One of the most massive museums in the world has announced a global digitization of its vast collection.
“The Louvre is dusting off its treasures, even the lesser-known ones,” Jean-Luc Martinez, president and director of the Louvre museum, said in a statement on Friday. “For the first time, anyone can access the entire collection of works for free from a computer or smartphone, whether on display at the museum, on loan, even long-term, or on deposit.”
Some of this is hyperbole. The entire collection is so huge that no one even knows how big it is. The Louvre’s official publication estimates that around 482,000 works have been digitized in its collections database, representing around three-quarters of the entire archive. (The museum’s newly revamped homepage is designed for more casual visitors, especially those using cellphones, with translations in Spanish, English, and Chinese.)
“It’s just overwhelming,” says Andrew McClellan, a Tufts University professor and author of Inventing the Louvre: Art, Politics and the Origins of the Modern Museum. The strategy of putting almost everything online is in line with the Enlightenment ideals that shaped the museum after the French Revolution, he says: “bringing together the world’s knowledge under one roof, then making it available to researchers and the General public “.
Major institutions have been digitizing their collections for many years, but the Louvre’s online archives required particularly exhaustive work. Each image, according to the museum, is accompanied by scientific data: “title, artist, inventory number, dimensions, materials and techniques, date and place of production, history of the object, current location and bibliography. … These Documentary records, drawn by museum curators and researchers, come from two databases of museum collections and are updated daily.

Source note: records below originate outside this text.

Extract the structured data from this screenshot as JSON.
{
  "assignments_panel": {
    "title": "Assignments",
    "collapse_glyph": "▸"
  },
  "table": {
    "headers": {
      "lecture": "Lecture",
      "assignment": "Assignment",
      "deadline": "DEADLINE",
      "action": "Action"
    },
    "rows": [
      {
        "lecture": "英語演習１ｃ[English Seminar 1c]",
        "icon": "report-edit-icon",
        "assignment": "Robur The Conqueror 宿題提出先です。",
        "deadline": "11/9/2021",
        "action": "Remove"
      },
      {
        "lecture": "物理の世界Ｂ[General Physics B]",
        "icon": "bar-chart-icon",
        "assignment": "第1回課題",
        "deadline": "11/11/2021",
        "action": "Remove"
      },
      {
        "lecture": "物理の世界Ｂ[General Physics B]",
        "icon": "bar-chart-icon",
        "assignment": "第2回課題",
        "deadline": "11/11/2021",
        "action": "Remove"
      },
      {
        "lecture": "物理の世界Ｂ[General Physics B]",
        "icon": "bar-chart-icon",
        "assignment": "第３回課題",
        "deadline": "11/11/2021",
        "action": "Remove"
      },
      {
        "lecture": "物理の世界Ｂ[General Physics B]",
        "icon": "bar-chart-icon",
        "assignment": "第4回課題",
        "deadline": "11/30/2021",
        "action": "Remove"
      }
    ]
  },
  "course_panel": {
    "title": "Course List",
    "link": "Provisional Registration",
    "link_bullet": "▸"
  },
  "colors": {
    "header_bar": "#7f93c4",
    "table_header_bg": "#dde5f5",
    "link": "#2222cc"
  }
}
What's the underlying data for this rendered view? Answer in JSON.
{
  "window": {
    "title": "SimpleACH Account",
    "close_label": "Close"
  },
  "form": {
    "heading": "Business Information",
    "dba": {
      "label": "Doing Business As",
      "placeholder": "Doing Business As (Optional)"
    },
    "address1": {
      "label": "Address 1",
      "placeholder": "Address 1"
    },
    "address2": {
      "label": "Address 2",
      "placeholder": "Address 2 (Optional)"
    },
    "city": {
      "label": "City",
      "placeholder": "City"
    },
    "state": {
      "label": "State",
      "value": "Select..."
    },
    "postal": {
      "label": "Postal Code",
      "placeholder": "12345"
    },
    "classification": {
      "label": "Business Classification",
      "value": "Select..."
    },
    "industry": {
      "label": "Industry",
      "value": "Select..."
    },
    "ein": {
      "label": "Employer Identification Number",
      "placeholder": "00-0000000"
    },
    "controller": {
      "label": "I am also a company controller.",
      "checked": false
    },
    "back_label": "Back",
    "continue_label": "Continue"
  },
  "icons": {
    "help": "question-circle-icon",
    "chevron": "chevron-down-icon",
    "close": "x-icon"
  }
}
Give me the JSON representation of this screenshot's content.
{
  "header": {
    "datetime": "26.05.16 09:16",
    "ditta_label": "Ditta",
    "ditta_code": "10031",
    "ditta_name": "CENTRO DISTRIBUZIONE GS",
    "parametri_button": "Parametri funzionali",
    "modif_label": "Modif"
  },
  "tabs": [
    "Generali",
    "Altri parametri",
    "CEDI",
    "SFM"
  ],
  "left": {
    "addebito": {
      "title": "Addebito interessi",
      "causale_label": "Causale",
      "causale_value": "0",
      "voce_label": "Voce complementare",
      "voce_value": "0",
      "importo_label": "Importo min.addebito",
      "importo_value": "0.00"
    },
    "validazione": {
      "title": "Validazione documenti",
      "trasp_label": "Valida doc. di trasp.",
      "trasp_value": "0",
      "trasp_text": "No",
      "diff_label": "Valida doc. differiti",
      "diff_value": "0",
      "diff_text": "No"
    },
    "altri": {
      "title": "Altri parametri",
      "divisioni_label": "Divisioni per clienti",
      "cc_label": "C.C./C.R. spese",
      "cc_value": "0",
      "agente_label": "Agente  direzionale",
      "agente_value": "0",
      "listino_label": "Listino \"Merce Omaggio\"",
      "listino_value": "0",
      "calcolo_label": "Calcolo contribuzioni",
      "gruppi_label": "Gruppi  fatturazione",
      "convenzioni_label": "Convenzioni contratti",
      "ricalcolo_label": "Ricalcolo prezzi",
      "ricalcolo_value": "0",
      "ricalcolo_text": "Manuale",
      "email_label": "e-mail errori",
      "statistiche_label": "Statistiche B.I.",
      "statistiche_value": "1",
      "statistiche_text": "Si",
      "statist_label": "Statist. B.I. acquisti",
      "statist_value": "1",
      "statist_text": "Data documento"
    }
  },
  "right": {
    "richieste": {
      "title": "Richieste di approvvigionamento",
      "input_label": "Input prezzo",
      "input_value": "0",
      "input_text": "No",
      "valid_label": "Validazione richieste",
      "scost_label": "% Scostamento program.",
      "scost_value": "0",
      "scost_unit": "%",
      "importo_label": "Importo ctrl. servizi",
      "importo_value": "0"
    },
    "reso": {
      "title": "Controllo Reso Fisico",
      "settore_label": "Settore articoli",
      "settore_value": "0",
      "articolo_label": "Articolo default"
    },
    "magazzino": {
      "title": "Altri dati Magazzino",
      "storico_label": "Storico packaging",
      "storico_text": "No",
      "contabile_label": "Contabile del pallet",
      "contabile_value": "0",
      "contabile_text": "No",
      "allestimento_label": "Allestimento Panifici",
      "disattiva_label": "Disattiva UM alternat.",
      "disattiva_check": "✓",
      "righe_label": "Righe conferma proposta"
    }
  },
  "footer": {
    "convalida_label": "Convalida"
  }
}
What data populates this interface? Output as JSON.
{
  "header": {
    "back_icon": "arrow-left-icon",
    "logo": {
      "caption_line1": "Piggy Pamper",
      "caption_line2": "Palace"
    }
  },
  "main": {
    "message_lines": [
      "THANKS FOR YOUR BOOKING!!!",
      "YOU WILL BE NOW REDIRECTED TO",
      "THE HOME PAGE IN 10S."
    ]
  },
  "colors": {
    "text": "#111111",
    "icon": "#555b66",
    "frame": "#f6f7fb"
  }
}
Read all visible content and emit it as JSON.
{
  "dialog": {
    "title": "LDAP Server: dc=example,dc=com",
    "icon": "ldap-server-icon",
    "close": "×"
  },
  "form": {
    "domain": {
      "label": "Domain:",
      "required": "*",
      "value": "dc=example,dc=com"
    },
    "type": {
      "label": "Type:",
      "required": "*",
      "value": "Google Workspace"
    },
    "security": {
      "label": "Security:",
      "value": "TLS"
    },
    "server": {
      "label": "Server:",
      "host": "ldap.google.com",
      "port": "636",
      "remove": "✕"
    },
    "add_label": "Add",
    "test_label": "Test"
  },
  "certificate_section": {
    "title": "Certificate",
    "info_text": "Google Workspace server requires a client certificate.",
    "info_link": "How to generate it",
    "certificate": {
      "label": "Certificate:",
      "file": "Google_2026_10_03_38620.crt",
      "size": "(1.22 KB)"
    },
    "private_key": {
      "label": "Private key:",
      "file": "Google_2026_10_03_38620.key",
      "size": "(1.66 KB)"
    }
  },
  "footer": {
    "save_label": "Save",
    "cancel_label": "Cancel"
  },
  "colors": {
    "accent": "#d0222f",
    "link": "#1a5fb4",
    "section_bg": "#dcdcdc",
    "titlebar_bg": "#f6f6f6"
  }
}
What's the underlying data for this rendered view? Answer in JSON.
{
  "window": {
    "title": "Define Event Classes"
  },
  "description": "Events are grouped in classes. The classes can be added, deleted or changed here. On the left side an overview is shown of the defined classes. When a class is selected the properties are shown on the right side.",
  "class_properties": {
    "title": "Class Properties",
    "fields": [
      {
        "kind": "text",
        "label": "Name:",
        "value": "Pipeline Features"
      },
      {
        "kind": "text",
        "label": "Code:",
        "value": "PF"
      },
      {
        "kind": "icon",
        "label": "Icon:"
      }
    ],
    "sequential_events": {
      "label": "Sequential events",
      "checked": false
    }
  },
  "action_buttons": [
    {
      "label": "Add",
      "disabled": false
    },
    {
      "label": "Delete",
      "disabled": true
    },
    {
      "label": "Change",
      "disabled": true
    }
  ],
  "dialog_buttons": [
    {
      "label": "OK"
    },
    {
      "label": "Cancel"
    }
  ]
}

Given the expense of maintaining these databases, McClellan and other observers wondered if the Louvre could find ways to monetize some of these images, and whether collecting them online would affect actual attendance. (“I’m sure this digital content will inspire more people to come to the Louvre to experience the collections in person,” the museum director said in his statement.)
It’s also unclear how many of the images online may be of sacred objects, originating from countries other than France, and not meant to be viewed casually. The digital catalog includes items that may have been looted — by Nazis or colonial forces — in a separate album titled “Oeuvres du MNR,” which stands for Musées Nationaux Récuperation, or National Museums Recovery.
“It has to come up against these questions around restitution and repatriation and think about what it means to digitize cultural heritage in a contested context,” observes Suse Anderson, professor of museum studies at George Washington University, who studies the impact of digital technology on museums. She’s generally impressed, she says, with the Louvre’s online expansion, especially as it steers visitors past obvious works of art like the Mona Lisa and Venus de Milo.
“I am a chance explorer,” she says. “I’m not the person who searches for hero works. They’re so easy to find. I’m the person who wants to find the unexpected.”
Like the museum itself, the Louvre’s online collection opens avenues for new discoveries, says Anderson. “It helps you see things that you wouldn’t be able to see otherwise. It helps you find surprises. And that’s where I think you often get the connection to your own life is when you find something resonating thing, it’s not the thing you were looking for.”
And online you can… louver … the crowds of tourists jostling far behind.